Data under study Start Marker

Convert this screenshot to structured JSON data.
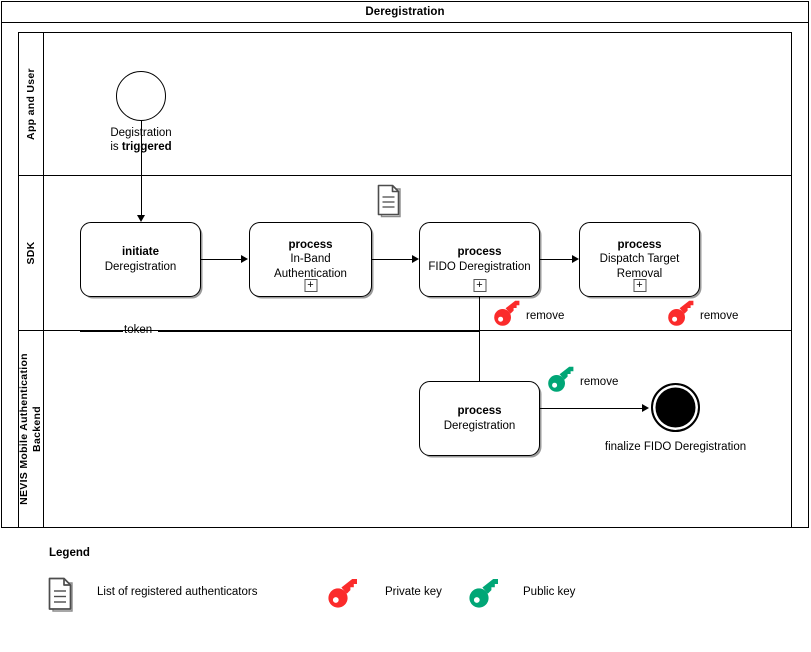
{
  "pool": {
    "title": "Deregistration"
  },
  "lanes": [
    {
      "id": "app-and-user",
      "label": "App and User"
    },
    {
      "id": "sdk",
      "label": "SDK"
    },
    {
      "id": "backend",
      "label": "NEVIS Mobile Authentication Backend"
    }
  ],
  "events": {
    "start": {
      "name": "start-event",
      "label_line1": "Degistration",
      "label_line2_prefix": "is ",
      "label_line2_strong": "triggered"
    },
    "end": {
      "name": "end-event",
      "label": "finalize FIDO Deregistration"
    }
  },
  "tasks": [
    {
      "id": "initiate-deregistration",
      "strong": "initiate",
      "rest": "Deregistration",
      "marker": ""
    },
    {
      "id": "process-in-band-authentication",
      "strong": "process",
      "rest": "In-Band\nAuthentication",
      "marker": "+"
    },
    {
      "id": "process-fido-deregistration",
      "strong": "process",
      "rest": "FIDO Deregistration",
      "marker": "+"
    },
    {
      "id": "process-dispatch-target-removal",
      "strong": "process",
      "rest": "Dispatch Target\nRemoval",
      "marker": "+"
    },
    {
      "id": "process-deregistration-backend",
      "strong": "process",
      "rest": "Deregistration",
      "marker": ""
    }
  ],
  "annotations": {
    "token": "token",
    "remove_fido": "remove",
    "remove_dispatch": "remove",
    "remove_backend": "remove"
  },
  "legend": {
    "title": "Legend",
    "items": [
      {
        "icon": "document-icon",
        "label": "List of registered authenticators"
      },
      {
        "icon": "key-icon-red",
        "label": "Private key"
      },
      {
        "icon": "key-icon-green",
        "label": "Public key"
      }
    ]
  },
  "colors": {
    "private_key": "#FB2B2B",
    "public_key": "#00A676",
    "stroke": "#000000",
    "doc_icon": "#4D4D4D"
  }
}
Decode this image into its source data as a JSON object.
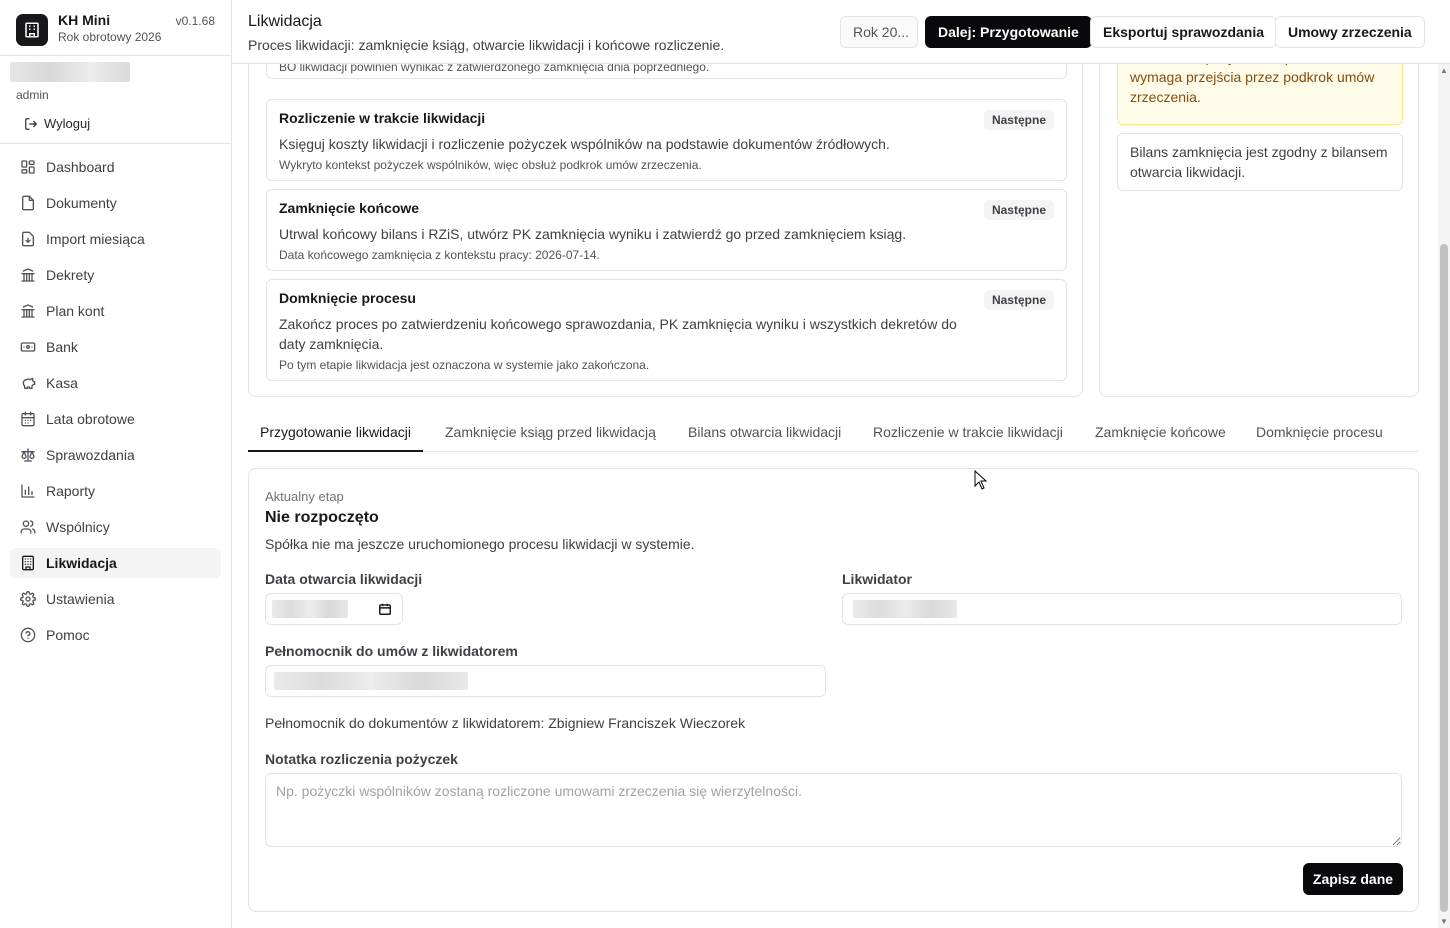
{
  "app": {
    "name": "KH Mini",
    "fiscal_year": "Rok obrotowy 2026",
    "version": "v0.1.68"
  },
  "user": {
    "role": "admin",
    "logout_label": "Wyloguj"
  },
  "sidebar": {
    "items": [
      {
        "label": "Dashboard",
        "icon": "dashboard-icon"
      },
      {
        "label": "Dokumenty",
        "icon": "document-icon"
      },
      {
        "label": "Import miesiąca",
        "icon": "import-icon"
      },
      {
        "label": "Dekrety",
        "icon": "bank-building-icon"
      },
      {
        "label": "Plan kont",
        "icon": "bank-building-icon"
      },
      {
        "label": "Bank",
        "icon": "banknote-icon"
      },
      {
        "label": "Kasa",
        "icon": "piggy-bank-icon"
      },
      {
        "label": "Lata obrotowe",
        "icon": "calendar-icon"
      },
      {
        "label": "Sprawozdania",
        "icon": "scale-icon"
      },
      {
        "label": "Raporty",
        "icon": "bar-chart-icon"
      },
      {
        "label": "Wspólnicy",
        "icon": "users-icon"
      },
      {
        "label": "Likwidacja",
        "icon": "building-icon",
        "active": true
      },
      {
        "label": "Ustawienia",
        "icon": "gear-icon"
      },
      {
        "label": "Pomoc",
        "icon": "help-icon"
      }
    ]
  },
  "header": {
    "title": "Likwidacja",
    "subtitle": "Proces likwidacji: zamknięcie ksiąg, otwarcie likwidacji i końcowe rozliczenie.",
    "year_button": "Rok 20...",
    "next_button": "Dalej: Przygotowanie",
    "export_button": "Eksportuj sprawozdania",
    "contracts_button": "Umowy zrzeczenia"
  },
  "steps": {
    "partial_note": "BO likwidacji powinien wynikać z zatwierdzonego zamknięcia dnia poprzedniego.",
    "items": [
      {
        "title": "Rozliczenie w trakcie likwidacji",
        "badge": "Następne",
        "desc": "Księguj koszty likwidacji i rozliczenie pożyczek wspólników na podstawie dokumentów źródłowych.",
        "note": "Wykryto kontekst pożyczek wspólników, więc obsłuż podkrok umów zrzeczenia."
      },
      {
        "title": "Zamknięcie końcowe",
        "badge": "Następne",
        "desc": "Utrwal końcowy bilans i RZiS, utwórz PK zamknięcia wyniku i zatwierdź go przed zamknięciem ksiąg.",
        "note": "Data końcowego zamknięcia z kontekstu pracy: 2026-07-14."
      },
      {
        "title": "Domknięcie procesu",
        "badge": "Następne",
        "desc": "Zakończ proces po zatwierdzeniu końcowego sprawozdania, PK zamknięcia wyniku i wszystkich dekretów do daty zamknięcia.",
        "note": "Po tym etapie likwidacja jest oznaczona w systemie jako zakończona."
      }
    ]
  },
  "side": {
    "warning": "Rozliczenie pożyczek wspólników wymaga przejścia przez podkrok umów zrzeczenia.",
    "ok": "Bilans zamknięcia jest zgodny z bilansem otwarcia likwidacji."
  },
  "tabs": [
    {
      "label": "Przygotowanie likwidacji",
      "active": true
    },
    {
      "label": "Zamknięcie ksiąg przed likwidacją"
    },
    {
      "label": "Bilans otwarcia likwidacji"
    },
    {
      "label": "Rozliczenie w trakcie likwidacji"
    },
    {
      "label": "Zamknięcie końcowe"
    },
    {
      "label": "Domknięcie procesu"
    }
  ],
  "form": {
    "stage_label": "Aktualny etap",
    "stage_value": "Nie rozpoczęto",
    "stage_desc": "Spółka nie ma jeszcze uruchomionego procesu likwidacji w systemie.",
    "open_date_label": "Data otwarcia likwidacji",
    "liquidator_label": "Likwidator",
    "proxy_label": "Pełnomocnik do umów z likwidatorem",
    "representative_text": "Pełnomocnik do dokumentów z likwidatorem: Zbigniew Franciszek Wieczorek",
    "note_label": "Notatka rozliczenia pożyczek",
    "note_placeholder": "Np. pożyczki wspólników zostaną rozliczone umowami zrzeczenia się wierzytelności.",
    "save_button": "Zapisz dane"
  }
}
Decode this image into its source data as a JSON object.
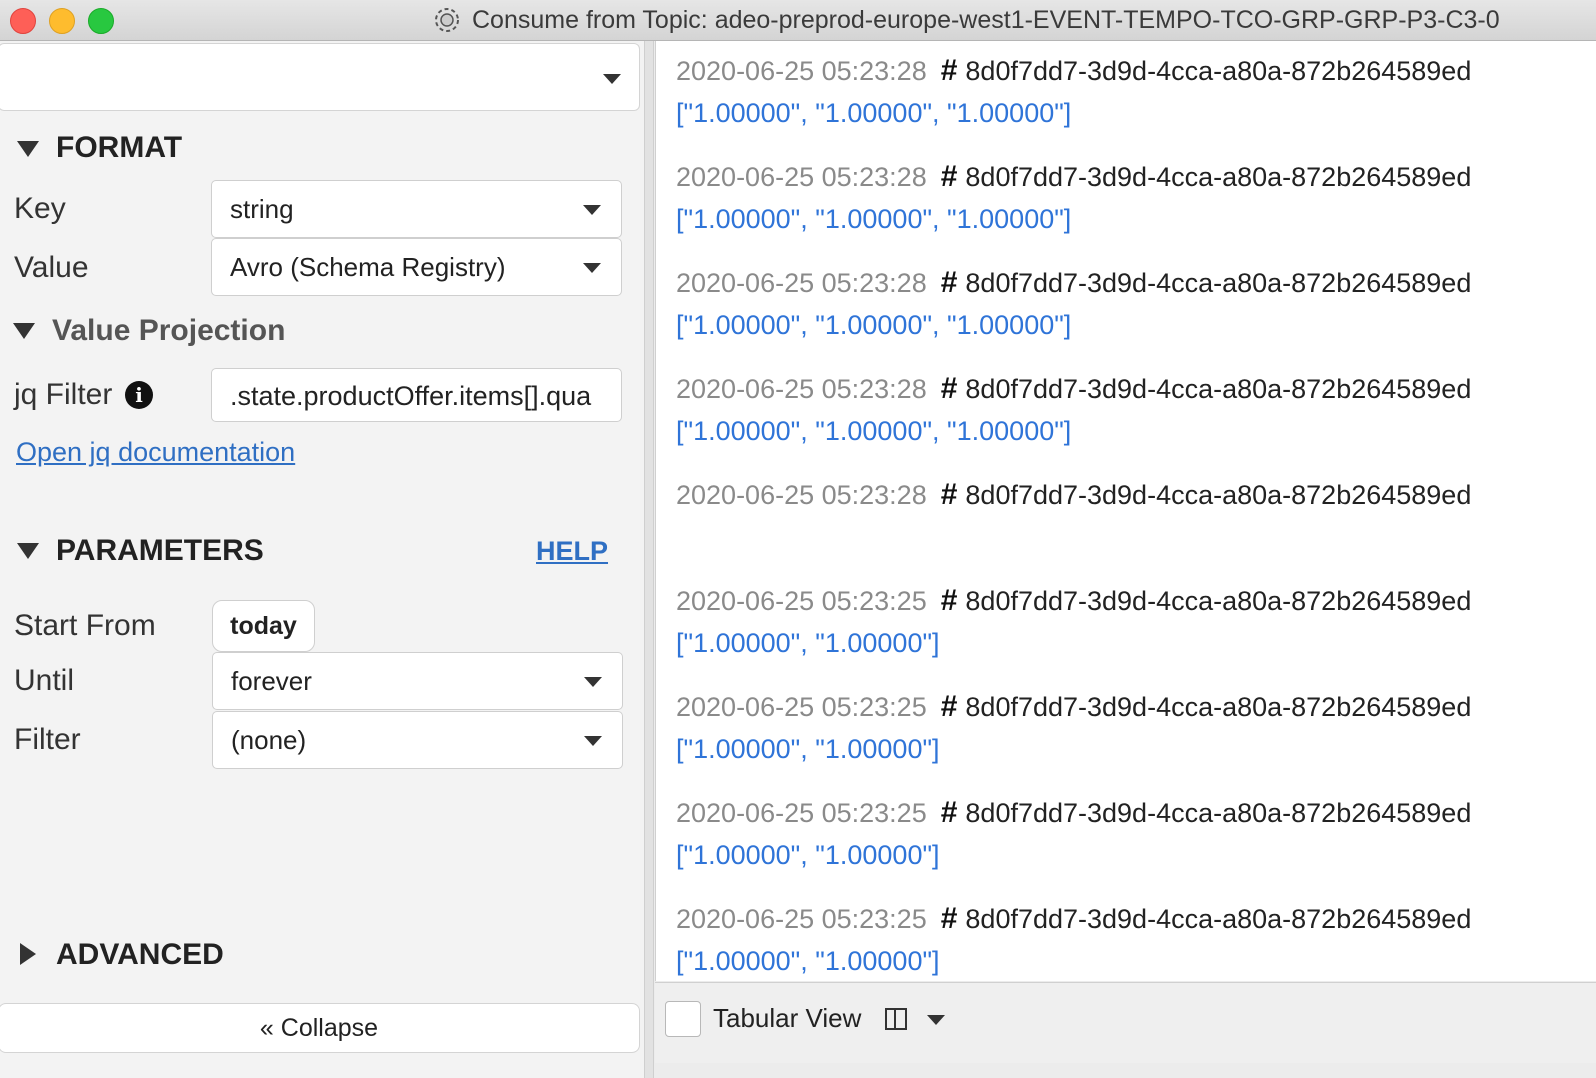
{
  "window": {
    "title": "Consume from  Topic: adeo-preprod-europe-west1-EVENT-TEMPO-TCO-GRP-GRP-P3-C3-0"
  },
  "format": {
    "heading": "FORMAT",
    "key_label": "Key",
    "key_value": "string",
    "value_label": "Value",
    "value_value": "Avro (Schema Registry)"
  },
  "projection": {
    "heading": "Value Projection",
    "jq_label": "jq Filter",
    "jq_value": ".state.productOffer.items[].qua",
    "doc_link": "Open jq documentation"
  },
  "parameters": {
    "heading": "PARAMETERS",
    "help": "HELP",
    "start_label": "Start From",
    "start_value": "today",
    "until_label": "Until",
    "until_value": "forever",
    "filter_label": "Filter",
    "filter_value": "(none)"
  },
  "advanced": {
    "heading": "ADVANCED"
  },
  "collapse_label": "« Collapse",
  "messages": [
    {
      "ts": "2020-06-25 05:23:28",
      "id": "8d0f7dd7-3d9d-4cca-a80a-872b264589ed",
      "value": "[\"1.00000\", \"1.00000\", \"1.00000\"]"
    },
    {
      "ts": "2020-06-25 05:23:28",
      "id": "8d0f7dd7-3d9d-4cca-a80a-872b264589ed",
      "value": "[\"1.00000\", \"1.00000\", \"1.00000\"]"
    },
    {
      "ts": "2020-06-25 05:23:28",
      "id": "8d0f7dd7-3d9d-4cca-a80a-872b264589ed",
      "value": "[\"1.00000\", \"1.00000\", \"1.00000\"]"
    },
    {
      "ts": "2020-06-25 05:23:28",
      "id": "8d0f7dd7-3d9d-4cca-a80a-872b264589ed",
      "value": "[\"1.00000\", \"1.00000\", \"1.00000\"]"
    },
    {
      "ts": "2020-06-25 05:23:28",
      "id": "8d0f7dd7-3d9d-4cca-a80a-872b264589ed",
      "value": ""
    },
    {
      "ts": "2020-06-25 05:23:25",
      "id": "8d0f7dd7-3d9d-4cca-a80a-872b264589ed",
      "value": "[\"1.00000\", \"1.00000\"]"
    },
    {
      "ts": "2020-06-25 05:23:25",
      "id": "8d0f7dd7-3d9d-4cca-a80a-872b264589ed",
      "value": "[\"1.00000\", \"1.00000\"]"
    },
    {
      "ts": "2020-06-25 05:23:25",
      "id": "8d0f7dd7-3d9d-4cca-a80a-872b264589ed",
      "value": "[\"1.00000\", \"1.00000\"]"
    },
    {
      "ts": "2020-06-25 05:23:25",
      "id": "8d0f7dd7-3d9d-4cca-a80a-872b264589ed",
      "value": "[\"1.00000\", \"1.00000\"]"
    }
  ],
  "message_hash": "#",
  "bottom": {
    "tabular_label": "Tabular View"
  },
  "colors": {
    "timestamp": "#8a8a8a",
    "value": "#2f74d8",
    "link": "#2f6fc3"
  }
}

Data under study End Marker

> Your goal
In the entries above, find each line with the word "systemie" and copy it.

> Your response
        "note": "Po tym etapie likwidacja jest oznaczona w systemie jako zakończona."
    "stage_desc": "Spółka nie ma jeszcze uruchomionego procesu likwidacji w systemie.",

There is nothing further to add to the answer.